Finding stories in America’s heartland

Ideas come to writers in myriad ways. Anything is game, be it a newspaper article, an overheard conversation or a story passed down through a family for generations. The more open-ended the better, as it gives the writer more room to develop the story in their way. Novels may be...
Lily Bailey: OCD and me

Lily Bailey: OCD and me

As a child and teenager, London-born Lily Bailey suffered from severe obsessive compulsive disorder. From as early as she can remember, there was always a second voice in her head, filling her brain with intrusive, uncomfortable thoughts convincing her she was a bad person liable to bring only pain, grief...
Latest entries
Astérix in Britain

Astérix in Britain

Jewish Museum London presents a major retrospective exhibition on the life and work of René Goscinny (1926–1977), the ingenious writer of beloved comics such as Astérix and Lucky Luke, an artist who revolutionised the genre and dissolved the divide between learned and popular culture. Over 100 items gathered from around the world are displayed together...
Beyond the abyss

Beyond the abyss

I was only a few months through an MA in Creative Writing and I already wanted to quit. My partner was driving me to the train station at the time. I had the money in my hand ready to pay for the expensive journey that would get me all the way from South Wales to...
Outsiders within

Outsiders within

Somewhere in the world, there is always a refugee crisis, people on the run from famine or conflict or natural disaster. I began writing my novel The Boat People in 2013 when the Syrian War was in its second year, just as the life rafts started to appear on the Mediterranean. As I wrote and...
Six white robins

Six white robins

The Beggar and Other Stories is a very unusual collection, and in fact an arrangement not directly intended to appear as such by its author. Its compiler, Gaito Gazdanov’s newest translator Bryan Karetnyk, has orchestrated a truly unconventional array of layers of both fiction and reality, of narrative experiences and of perspectives of vision and...
A beginning

A beginning

Everyone loves an origin myth, even if most are exaggerations or convenient distortions, and some of them outright lies. But if you want to know where the idea for my debut novel Arkady came from, I might as well tell you this story. Sometime around 2010, while I was working as a freelance radio producer,...
Courtney Zoffness: Connections and capabilities

Courtney Zoffness: Connections and capabilities
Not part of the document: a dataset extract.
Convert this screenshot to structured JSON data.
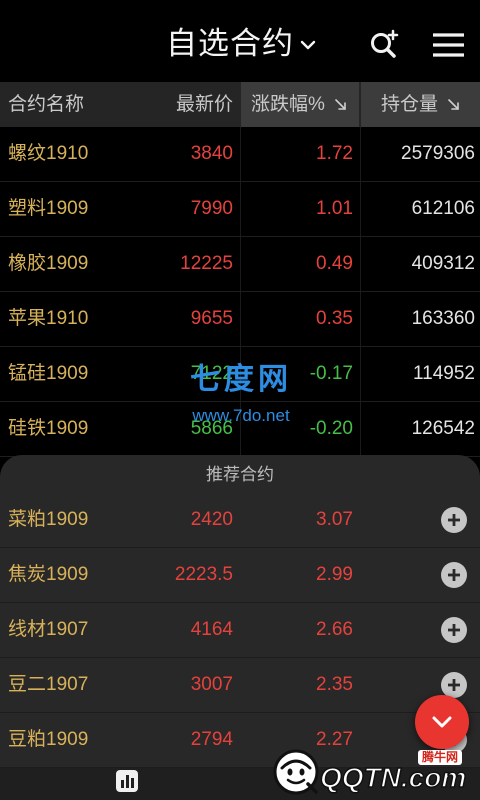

Courtney Zoffness has won the 2018 Sunday Times EFG Short Story Award for her provocative but delicately told ‘Peanuts Aren’t Nuts’, which explores a troubling relationship between an impressionable young student called Pam and her creepy biology tutor Mr Peebles. She triumphed over a strong shortlist of all-American writers also featuring Allegra Goodman, Miranda July,...
Daydream believer

Daydream believer

Salley Vickers’ latest novel The Librarian is the story of Sylvia Blackwell, a woman in her twenties in the 1950s who moves to the quaint Wiltshire market town of East Mole to work in a library. When she falls in love with an older man, her interactions with his precocious daughter and her neighbours’ son...
Teenage heaven

Teenage heaven

In 2003, the big haze lingered. Severe Acute Respiratory Syndrome had broken out in Guangdong the year before and coughed and hacked its way around the region. People had died from it. Everyone was afraid of getting infected. Some wore stupid-looking hospital masks but Szu and I would rather have been caught dead than join...
Living on the edge

Living on the edge

In Natasha Carthew’s raw, uncompromising and intensely lyrical first adult novel All Rivers Run Free, we encounter a brittle young woman called Ia Pendilly, who lives with her brutal common-law husband in a caravan on the Cornish coast. When Ia finds an abandoned waif washed up on the shore, she makes a precarious break for...
Wonders beyond words

Wonders beyond words

A conversation with Todd Haynes, Brian Selznick, Oakes Fegley and Jaden Michael. Todd Haynes’ latest film Wonderstruck is adapted from Brian Selznick’s part-graphic, part-prose children’s novel about a mysterious connection in New York City between two deaf children set 50 years apart. In 1927 Rose (Millicent Simmonds) is the estranged daughter of silent movie star...